In the first exercise, we replace the right-to-carry dummy with a series of dummies for each of the possible numbers of years prior to—and following—adoption. We summarize the estimated coefficients in three figures. These figures show the estimated coefficients normalized on the year of adoption and multiplied by 100 (so the y-axis is a percentage), and the associated 95 percentage confidence intervals.13 The vertical line marks the adoption year, while the horizontal line marks 0.
Figure 6-2 shows the time pattern of coefficients from the violent crime model. For years preceding adoption, violent crime is increasing in ultimately adopting states (relative to the national time pattern). Following adoption, the increase relative to trend continues, reverses, then reverses twice again. For property crimes, in Figure 6-2, the upward trend for years prior to adoption continues following adoption.

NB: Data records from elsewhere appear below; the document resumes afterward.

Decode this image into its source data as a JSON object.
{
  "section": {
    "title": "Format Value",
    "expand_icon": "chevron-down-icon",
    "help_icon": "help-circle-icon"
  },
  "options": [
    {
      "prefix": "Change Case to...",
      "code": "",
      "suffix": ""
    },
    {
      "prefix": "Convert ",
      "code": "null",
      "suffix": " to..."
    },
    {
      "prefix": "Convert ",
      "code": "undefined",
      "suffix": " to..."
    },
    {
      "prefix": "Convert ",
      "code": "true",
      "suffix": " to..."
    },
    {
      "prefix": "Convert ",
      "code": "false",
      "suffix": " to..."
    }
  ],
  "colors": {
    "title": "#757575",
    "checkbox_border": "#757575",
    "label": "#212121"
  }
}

Figure 6-3 and Figure 6-4 show graphs for individual violent and property crime categories, respectively. The obvious striking feature of these figures is that the big reductions in crime occur roughly 9 years after adoption. Otherwise, the postadoption estimates are generally small and sometimes positive and are, in general, both statistically insignificant and statistically indistinguishable from the preadoption estimates. The trend model essentially fits a line with constant slope through the postadoption portions of these graphs, and the line’s slope is affected by years long after adoption. These time patterns raise serious questions about whether the reductions in crime documented in the trend model are reasonably attributed to the change in the law.

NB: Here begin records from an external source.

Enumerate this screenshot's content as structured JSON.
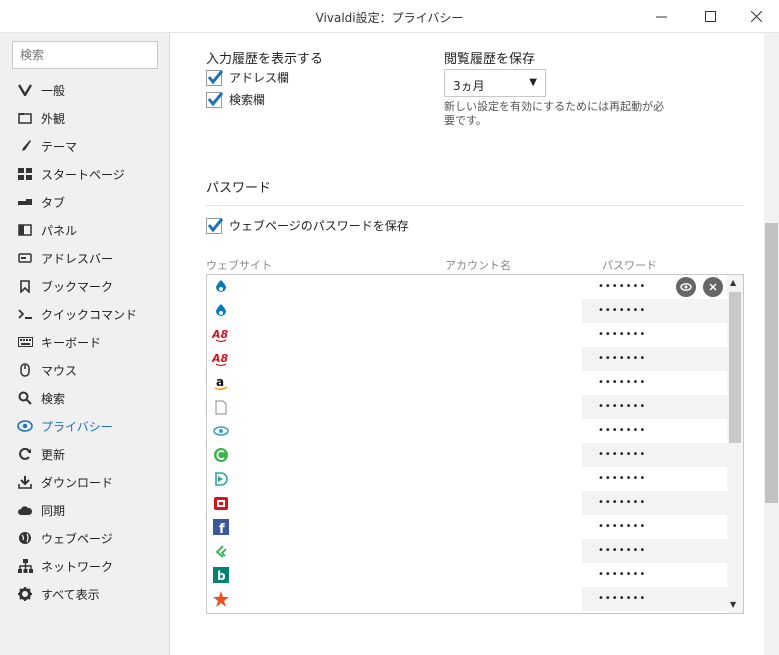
{
  "window": {
    "title": "Vivaldi設定：プライバシー"
  },
  "sidebar": {
    "search_placeholder": "検索",
    "items": [
      {
        "label": "一般",
        "icon": "vivaldi-icon"
      },
      {
        "label": "外観",
        "icon": "folder-icon"
      },
      {
        "label": "テーマ",
        "icon": "brush-icon"
      },
      {
        "label": "スタートページ",
        "icon": "grid-icon"
      },
      {
        "label": "タブ",
        "icon": "tab-icon"
      },
      {
        "label": "パネル",
        "icon": "panel-icon"
      },
      {
        "label": "アドレスバー",
        "icon": "addressbar-icon"
      },
      {
        "label": "ブックマーク",
        "icon": "bookmark-icon"
      },
      {
        "label": "クイックコマンド",
        "icon": "quick-command-icon"
      },
      {
        "label": "キーボード",
        "icon": "keyboard-icon"
      },
      {
        "label": "マウス",
        "icon": "mouse-icon"
      },
      {
        "label": "検索",
        "icon": "search-icon"
      },
      {
        "label": "プライバシー",
        "icon": "eye-icon",
        "active": true
      },
      {
        "label": "更新",
        "icon": "refresh-icon"
      },
      {
        "label": "ダウンロード",
        "icon": "download-icon"
      },
      {
        "label": "同期",
        "icon": "cloud-icon"
      },
      {
        "label": "ウェブページ",
        "icon": "globe-icon"
      },
      {
        "label": "ネットワーク",
        "icon": "network-icon"
      },
      {
        "label": "すべて表示",
        "icon": "gear-icon"
      }
    ]
  },
  "history": {
    "show_title": "入力履歴を表示する",
    "address_label": "アドレス欄",
    "search_label": "検索欄",
    "save_title": "閲覧履歴を保存",
    "save_value": "3ヵ月",
    "restart_note": "新しい設定を有効にするためには再起動が必要です。"
  },
  "passwords": {
    "section_title": "パスワード",
    "save_label": "ウェブページのパスワードを保存",
    "columns": {
      "website": "ウェブサイト",
      "account": "アカウント名",
      "password": "パスワード"
    },
    "rows": [
      {
        "icon": "drupal-icon",
        "password": "•••••••"
      },
      {
        "icon": "drupal-icon",
        "password": "•••••••"
      },
      {
        "icon": "a8-icon",
        "password": "•••••••"
      },
      {
        "icon": "a8-icon",
        "password": "•••••••"
      },
      {
        "icon": "amazon-icon",
        "password": "•••••••"
      },
      {
        "icon": "page-icon",
        "password": "•••••••"
      },
      {
        "icon": "eye-logo-icon",
        "password": "•••••••"
      },
      {
        "icon": "green-circle-icon",
        "password": "•••••••"
      },
      {
        "icon": "d-logo-icon",
        "password": "•••••••"
      },
      {
        "icon": "red-logo-icon",
        "password": "•••••••"
      },
      {
        "icon": "facebook-icon",
        "password": "•••••••"
      },
      {
        "icon": "feedly-icon",
        "password": "•••••••"
      },
      {
        "icon": "bing-icon",
        "password": "•••••••"
      },
      {
        "icon": "star-icon",
        "password": "•••••••"
      }
    ]
  },
  "colors": {
    "accent": "#1e73be"
  }
}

In the second exercise, to further explore the sensitivity of the trend model estimates, we reestimate the baseline trend model (Model 6.2) using revised new Lott data on the period 1977-2000. Table 6-7, row 1, repeats the estimates from Table 6-6, row 1 which includes all years for all states, regardless of the amount of time elapsed since the law change. Subsequent rows include observations that occur certain numbers of years after the law change. (Row 2, labeled “6 years,” includes the year of the law change and the 5 following years, and so on.) These estimates show that including 5 years or fewer reverses the signs of the estimated effects of right-to-carry laws on murder and property crime (from negative to positive) and reduces the magnitude of the estimated reduction in the rates of rape, aggravated assault, robbery, and violent crime. Moreover, there are fewer statistically significant changes in crime trends. One needs to include at least 6 years following the prelaw-change period to find statistically significant reductions in the violent crime and murder trends.

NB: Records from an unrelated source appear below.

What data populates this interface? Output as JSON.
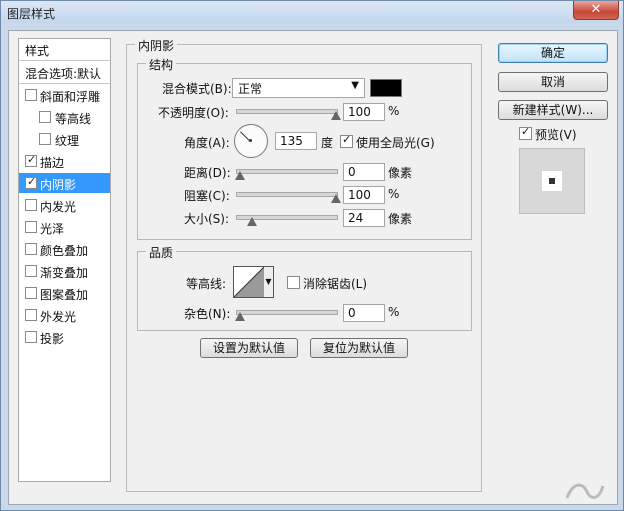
{
  "window": {
    "title": "图层样式",
    "close_glyph": "✕"
  },
  "styles": {
    "header": "样式",
    "blending_default": "混合选项:默认",
    "items": [
      {
        "label": "斜面和浮雕",
        "checked": false
      },
      {
        "label": "等高线",
        "checked": false
      },
      {
        "label": "纹理",
        "checked": false
      },
      {
        "label": "描边",
        "checked": true
      },
      {
        "label": "内阴影",
        "checked": true,
        "selected": true
      },
      {
        "label": "内发光",
        "checked": false
      },
      {
        "label": "光泽",
        "checked": false
      },
      {
        "label": "颜色叠加",
        "checked": false
      },
      {
        "label": "渐变叠加",
        "checked": false
      },
      {
        "label": "图案叠加",
        "checked": false
      },
      {
        "label": "外发光",
        "checked": false
      },
      {
        "label": "投影",
        "checked": false
      }
    ]
  },
  "inner_shadow": {
    "section_title": "内阴影",
    "structure": {
      "title": "结构",
      "blend_mode_label": "混合模式(B):",
      "blend_mode_value": "正常",
      "shadow_color": "#000000",
      "opacity_label": "不透明度(O):",
      "opacity_value": "100",
      "opacity_unit": "%",
      "angle_label": "角度(A):",
      "angle_value": "135",
      "angle_unit": "度",
      "global_light_label": "使用全局光(G)",
      "global_light_checked": true,
      "distance_label": "距离(D):",
      "distance_value": "0",
      "distance_unit": "像素",
      "choke_label": "阻塞(C):",
      "choke_value": "100",
      "choke_unit": "%",
      "size_label": "大小(S):",
      "size_value": "24",
      "size_unit": "像素"
    },
    "quality": {
      "title": "品质",
      "contour_label": "等高线:",
      "anti_alias_label": "消除锯齿(L)",
      "anti_alias_checked": false,
      "noise_label": "杂色(N):",
      "noise_value": "0",
      "noise_unit": "%"
    },
    "set_default_button": "设置为默认值",
    "reset_default_button": "复位为默认值"
  },
  "actions": {
    "ok_button": "确定",
    "cancel_button": "取消",
    "new_style_button": "新建样式(W)...",
    "preview_label": "预览(V)",
    "preview_checked": true
  },
  "check_glyph": "✓",
  "dropdown_glyph": "▼",
  "icons": [
    "close-icon",
    "checkbox-icon",
    "dropdown-arrow-icon",
    "angle-dial-icon",
    "contour-curve-icon",
    "watermark-icon"
  ]
}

The trend results rely on changes in crime trends occurring long after the law changes, again raising serious questions about whether one can